• Action item:
Copy every entry exactly.

····················

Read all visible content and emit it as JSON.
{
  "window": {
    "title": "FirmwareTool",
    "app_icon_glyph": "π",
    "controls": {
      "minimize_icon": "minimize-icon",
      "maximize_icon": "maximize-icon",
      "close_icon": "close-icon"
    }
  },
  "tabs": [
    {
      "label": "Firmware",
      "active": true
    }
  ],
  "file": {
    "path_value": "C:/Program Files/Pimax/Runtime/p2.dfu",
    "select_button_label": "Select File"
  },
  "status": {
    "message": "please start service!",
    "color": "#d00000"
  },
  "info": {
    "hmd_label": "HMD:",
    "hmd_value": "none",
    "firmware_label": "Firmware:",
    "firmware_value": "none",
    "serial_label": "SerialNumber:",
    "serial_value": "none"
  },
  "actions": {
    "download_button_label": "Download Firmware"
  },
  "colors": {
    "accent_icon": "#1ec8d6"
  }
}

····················

• Task answer:
Read all visible content and emit it as JSON.
{
  "window": {
    "title": "FirmwareTool",
    "app_icon_glyph": "π",
    "controls": {
      "minimize_icon": "minimize-icon",
      "maximize_icon": "maximize-icon",
      "close_icon": "close-icon"
    }
  },
  "tabs": [
    {
      "label": "Firmware",
      "active": true
    }
  ],
  "file": {
    "path_value": "C:/Program Files/Pimax/Runtime/p2.dfu",
    "select_button_label": "Select File"
  },
  "status": {
    "message": "please start service!",
    "color": "#d00000"
  },
  "info": {
    "hmd_label": "HMD:",
    "hmd_value": "none",
    "firmware_label": "Firmware:",
    "firmware_value": "none",
    "serial_label": "SerialNumber:",
    "serial_value": "none"
  },
  "actions": {
    "download_button_label": "Download Firmware"
  },
  "colors": {
    "accent_icon": "#1ec8d6"
  }
}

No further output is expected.